Use the power of nutrition to optimise hormonal health
Women can use the power of nutrition to optimise their hormonal health as they transition from puberty, through the fertile years, perimenopause, menopause and the post-menopausal years. It’s crucial that women understand each life stage and then tap into what their bodies are communicating and respond appropriately with lifestyle and dietary choices.
The balance of female sex hormones in each life stage can be disrupted by many factors such as increased stress, poor diet, reduced digestion, medication, impaired liver function, gut microbiome and environmental toxins.
Dietary choices can of course have a huge effect on the female hormones. Eating lots of sugary snacks, unbalanced meals or restricting diet too much can cause a blood sugar imbalance putting the body into fight or flight mode. This increases cortisol and insulin which can reduce down the bodies ability to produce the sex hormones.

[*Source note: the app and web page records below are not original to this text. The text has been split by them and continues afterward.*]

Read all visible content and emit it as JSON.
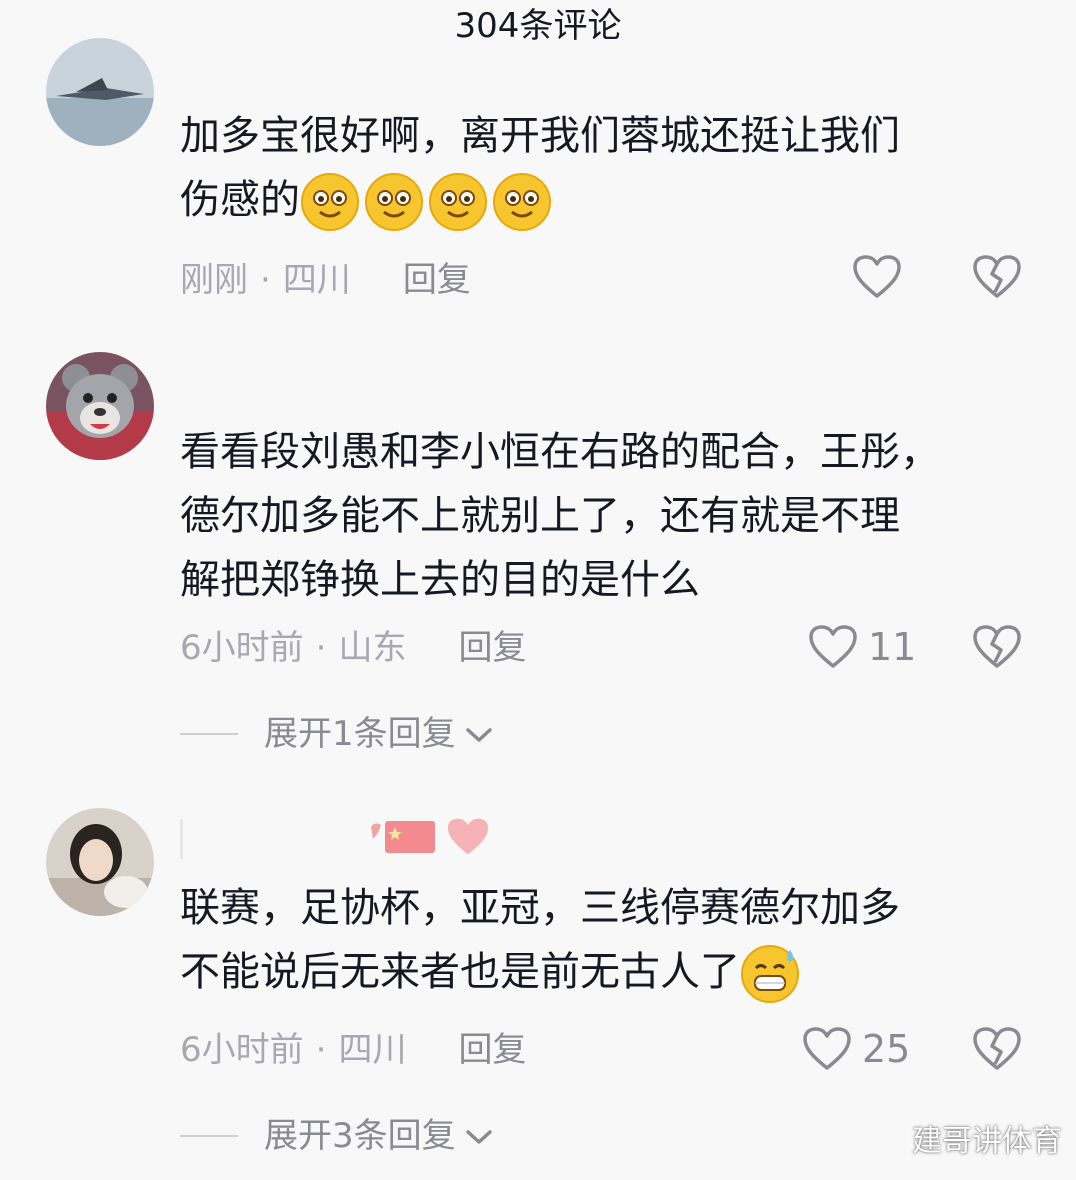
{
  "header": {
    "title": "304条评论"
  },
  "comments": [
    {
      "text_lines": [
        "加多宝很好啊，离开我们蓉城还挺让我们",
        "伤感的"
      ],
      "emojis": [
        "smile-emoji",
        "smile-emoji",
        "smile-emoji",
        "smile-emoji"
      ],
      "time": "刚刚",
      "dot": "·",
      "location": "四川",
      "reply_label": "回复",
      "likes": ""
    },
    {
      "text_lines": [
        "看看段刘愚和李小恒在右路的配合，王彤，",
        "德尔加多能不上就别上了，还有就是不理",
        "解把郑铮换上去的目的是什么"
      ],
      "time": "6小时前",
      "dot": "·",
      "location": "山东",
      "reply_label": "回复",
      "likes": "11",
      "expand_label": "展开1条回复"
    },
    {
      "text_lines": [
        "联赛，足协杯，亚冠，三线停赛德尔加多",
        "不能说后无来者也是前无古人了"
      ],
      "emojis": [
        "sweat-grin-emoji"
      ],
      "time": "6小时前",
      "dot": "·",
      "location": "四川",
      "reply_label": "回复",
      "likes": "25",
      "expand_label": "展开3条回复",
      "name_badges": [
        "china-flag-icon",
        "pink-heart-icon"
      ]
    }
  ],
  "icons": {
    "like": "heart-outline-icon",
    "dislike": "broken-heart-icon",
    "expand": "chevron-down-icon"
  },
  "colors": {
    "text": "#161823",
    "meta": "#a8a8b0",
    "reply": "#8a8b91",
    "background": "#f8f8f8"
  },
  "watermark": "建哥讲体育"
}
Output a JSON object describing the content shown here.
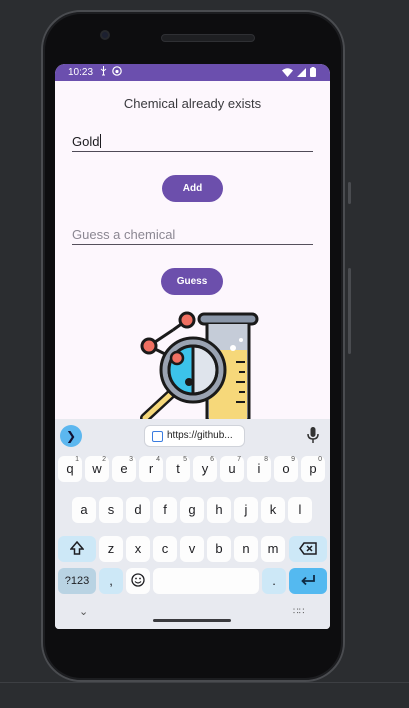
{
  "status_bar": {
    "time": "10:23"
  },
  "app": {
    "message": "Chemical already exists",
    "chemical_input": {
      "value": "Gold"
    },
    "add_button_label": "Add",
    "guess_input": {
      "placeholder": "Guess a chemical"
    },
    "guess_button_label": "Guess"
  },
  "keyboard": {
    "clipboard_suggestion": "https://github...",
    "row1": [
      {
        "label": "q",
        "hint": "1"
      },
      {
        "label": "w",
        "hint": "2"
      },
      {
        "label": "e",
        "hint": "3"
      },
      {
        "label": "r",
        "hint": "4"
      },
      {
        "label": "t",
        "hint": "5"
      },
      {
        "label": "y",
        "hint": "6"
      },
      {
        "label": "u",
        "hint": "7"
      },
      {
        "label": "i",
        "hint": "8"
      },
      {
        "label": "o",
        "hint": "9"
      },
      {
        "label": "p",
        "hint": "0"
      }
    ],
    "row2": [
      "a",
      "s",
      "d",
      "f",
      "g",
      "h",
      "j",
      "k",
      "l"
    ],
    "row3": [
      "z",
      "x",
      "c",
      "v",
      "b",
      "n",
      "m"
    ],
    "symbols_label": "?123",
    "comma_label": ",",
    "period_label": "."
  }
}
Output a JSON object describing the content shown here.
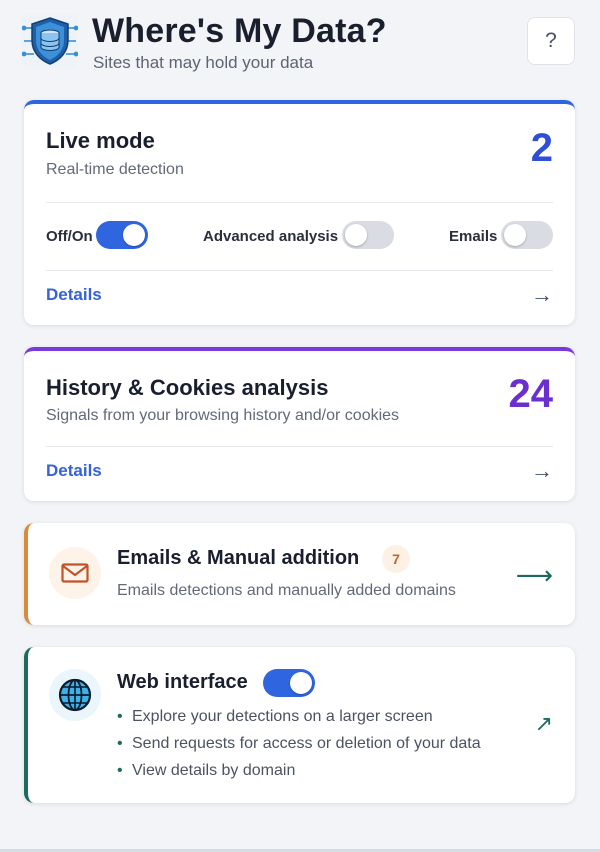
{
  "header": {
    "title": "Where's My Data?",
    "subtitle": "Sites that may hold your data",
    "help_label": "?"
  },
  "live_mode": {
    "title": "Live mode",
    "subtitle": "Real-time detection",
    "count": "2",
    "toggles": [
      {
        "label": "Off/On",
        "state": "on"
      },
      {
        "label": "Advanced analysis",
        "state": "off"
      },
      {
        "label": "Emails",
        "state": "off"
      }
    ],
    "details_label": "Details",
    "arrow": "→"
  },
  "history": {
    "title": "History & Cookies analysis",
    "subtitle": "Signals from your browsing history and/or cookies",
    "count": "24",
    "details_label": "Details",
    "arrow": "→"
  },
  "emails": {
    "title": "Emails & Manual addition",
    "badge": "7",
    "subtitle": "Emails detections and manually added domains",
    "icon": "mail-icon",
    "arrow": "⟶"
  },
  "web_interface": {
    "title": "Web interface",
    "toggle_state": "on",
    "icon": "globe-icon",
    "bullets": [
      "Explore your detections on a larger screen",
      "Send requests for access or deletion of your data",
      "View details by domain"
    ],
    "arrow": "↗"
  },
  "colors": {
    "accent_blue": "#2f66e0",
    "accent_purple": "#7a3ad9",
    "accent_orange": "#d98a3a",
    "accent_teal": "#1c6b5e"
  }
}
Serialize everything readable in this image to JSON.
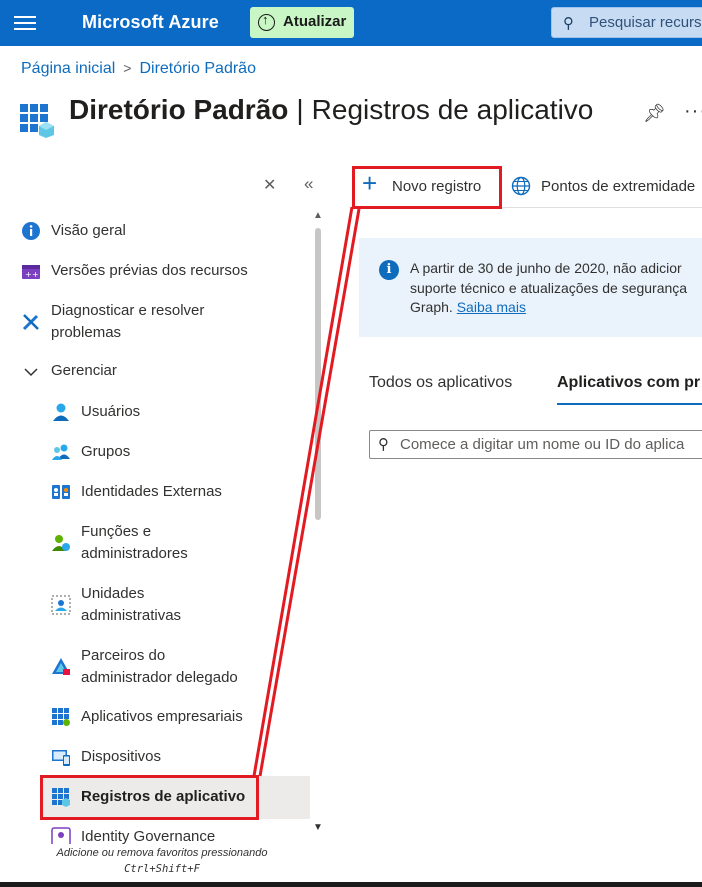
{
  "topbar": {
    "brand": "Microsoft Azure",
    "update_label": "Atualizar",
    "search_placeholder": "Pesquisar recurs"
  },
  "breadcrumb": [
    "Página inicial",
    "Diretório Padrão"
  ],
  "page": {
    "title_bold": "Diretório Padrão",
    "title_separator": "|",
    "title_rest": "Registros de aplicativo",
    "more_label": "···"
  },
  "nav": {
    "items": [
      {
        "label": "Visão geral",
        "icon": "info-icon"
      },
      {
        "label": "Versões prévias dos recursos",
        "icon": "preview-features-icon"
      },
      {
        "label": "Diagnosticar e resolver",
        "label2": "problemas",
        "icon": "wrench-screwdriver-icon"
      },
      {
        "label": "Gerenciar",
        "icon": "chevron-down-icon"
      },
      {
        "label": "Usuários",
        "icon": "user-icon"
      },
      {
        "label": "Grupos",
        "icon": "group-icon"
      },
      {
        "label": "Identidades Externas",
        "icon": "external-identities-icon"
      },
      {
        "label": "Funções e",
        "label2": "administradores",
        "icon": "roles-icon"
      },
      {
        "label": "Unidades",
        "label2": "administrativas",
        "icon": "admin-units-icon"
      },
      {
        "label": "Parceiros do",
        "label2": "administrador delegado",
        "icon": "partner-icon"
      },
      {
        "label": "Aplicativos empresariais",
        "icon": "enterprise-apps-icon"
      },
      {
        "label": "Dispositivos",
        "icon": "devices-icon"
      },
      {
        "label": "Registros de aplicativo",
        "icon": "app-registrations-icon"
      },
      {
        "label": "Identity Governance",
        "icon": "identity-governance-icon"
      }
    ],
    "favorites_hint": "Adicione ou remova favoritos pressionando",
    "favorites_shortcut": "Ctrl+Shift+F"
  },
  "commands": {
    "new_registration": "Novo registro",
    "endpoints": "Pontos de extremidade"
  },
  "infobox": {
    "line1": "A partir de 30 de junho de 2020, não adicior",
    "line2": "suporte técnico e atualizações de segurança",
    "line3_prefix": "Graph.",
    "link": "Saiba mais"
  },
  "tabs": [
    "Todos os aplicativos",
    "Aplicativos com pr"
  ],
  "filter": {
    "placeholder": "Comece a digitar um nome ou ID do aplica"
  },
  "colors": {
    "topbar": "#0b6ac6",
    "accent": "#0f6cbd",
    "annotation_red": "#e21b22",
    "update_button": "#c8f7c5"
  }
}
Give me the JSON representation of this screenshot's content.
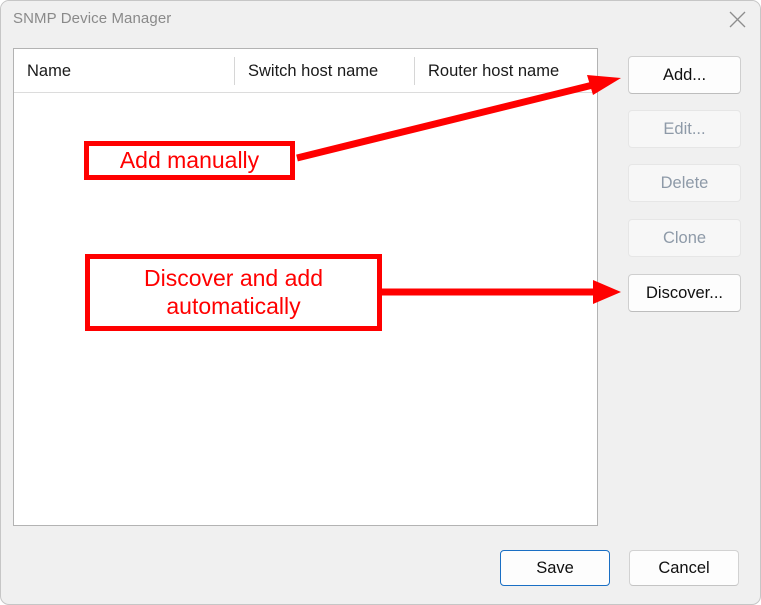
{
  "window": {
    "title": "SNMP Device Manager",
    "close_icon": "close-x-icon"
  },
  "device_list": {
    "columns": [
      {
        "label": "Name"
      },
      {
        "label": "Switch host name"
      },
      {
        "label": "Router host name"
      }
    ],
    "rows": [],
    "empty": true
  },
  "side_actions": [
    {
      "label": "Add...",
      "enabled": true
    },
    {
      "label": "Edit...",
      "enabled": false
    },
    {
      "label": "Delete",
      "enabled": false
    },
    {
      "label": "Clone",
      "enabled": false
    },
    {
      "label": "Discover...",
      "enabled": true
    }
  ],
  "footer": {
    "save_label": "Save",
    "cancel_label": "Cancel"
  },
  "annotations": {
    "color": "#ff0000",
    "callout_add": {
      "text": "Add manually",
      "points_to": "Add..."
    },
    "callout_discover": {
      "line1": "Discover and add",
      "line2": "automatically",
      "points_to": "Discover..."
    }
  }
}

Make sure every mealtime is therefore balanced with a portion of protein and healthy fats, plus quarter of the plate dedicated to slow releasing carbohydrates and another quarter filled with vegetables in a rainbow of different colours to maximise nutrients. Keeping well hydrated is also very necessary not least to support our liver and excrete excess hormones.
Cruciferous vegetables are wonderful for supporting our detoxification pathways needed to excrete excess oestrogen. Vitamin C rich foods contain antioxidants and support the production of another female hormone, progesterone, crucial for fertility and affected during menopause. Iron, magnesium and zinc are all important minerals for women to consume and can affect energy levels (menstruating women’s iron requirements are almost double that of men), fertility and mental health, including PMS and anxiety during the menopause.
A Mediterranean diet high in healthy omega fats, vegetables, fibre rich wholegrains, herbs and lean protein is considered one of the best to follow for women wanting to keep their hormones balanced throughout every life stage.
How women eat is also so important to hormonal health and often overlooked. Fast paced modern lives has resulted in a reliance on convenience foods and there is much less cooking and social eating at a table with families or friends.
Taking the time to prepare food, chewing properly and being mindful of the food we eat is a huge component of digestion. Constantly eating quickly or in front of stimuli such as television, reduces digestion which means less nutrients are absorbed needed to support and balance the female hormones and cycles.
Studies show that the gut microbiome is also extremely important to female health as certain bacteria helps break down and detoxify oestrogen. In cases of imbalanced gut bacteria, the result can be reabsorption of oestrogen back into the body and a multitude of problems including leaky gut, fertility issues, poor mental health and inflammation throughout the body including the reproductive organs.
To support gut health, aim for maximum variety in the diet: at least 30 different plant based foods a week, including a wide range of fruit, vegetables, nuts, seeds and grains. Also consider including probiotic-rich fermented foods and turmeric to reduce inflammation.
Something else to consider when looking at female health are any environmental toxins such as BPAs. These are hormone disrupting chemicals which are found in many everyday items including food packaging, make up, personal care goods, water bottles, cling film and home cleaning products.
BPAs can disrupt the body cells from communicating effectively with hormones, which can wreak havoc on women’s bodies affecting not only hormone balance but also fertility, immune, mental and metabolic health.
Consider swapping out personal care and cleaning products with more natural ones, look at stainless steel water bottles and try and opt for more local foods which are less likely to be packaged in plastic.
Supporting women’s bodies through each life stage using nutrition and lifestyle choices not only leads to a healthier body but a healthier mind both now and in later life.
If you’d like to learn more about how to support your hormonal health with nutrition, why not make an apapointment with one of our nutritional therapists here at NCIM.
Click here to learn more about our Nutrition for Wellbeing offer.
If you’re a member of the Society for Integrative Healthcare log in to watch a play back of our February 2023 Webinar with NCIM Nutritionist Audrey Dickinson talking about Nutrition and Women’s Health.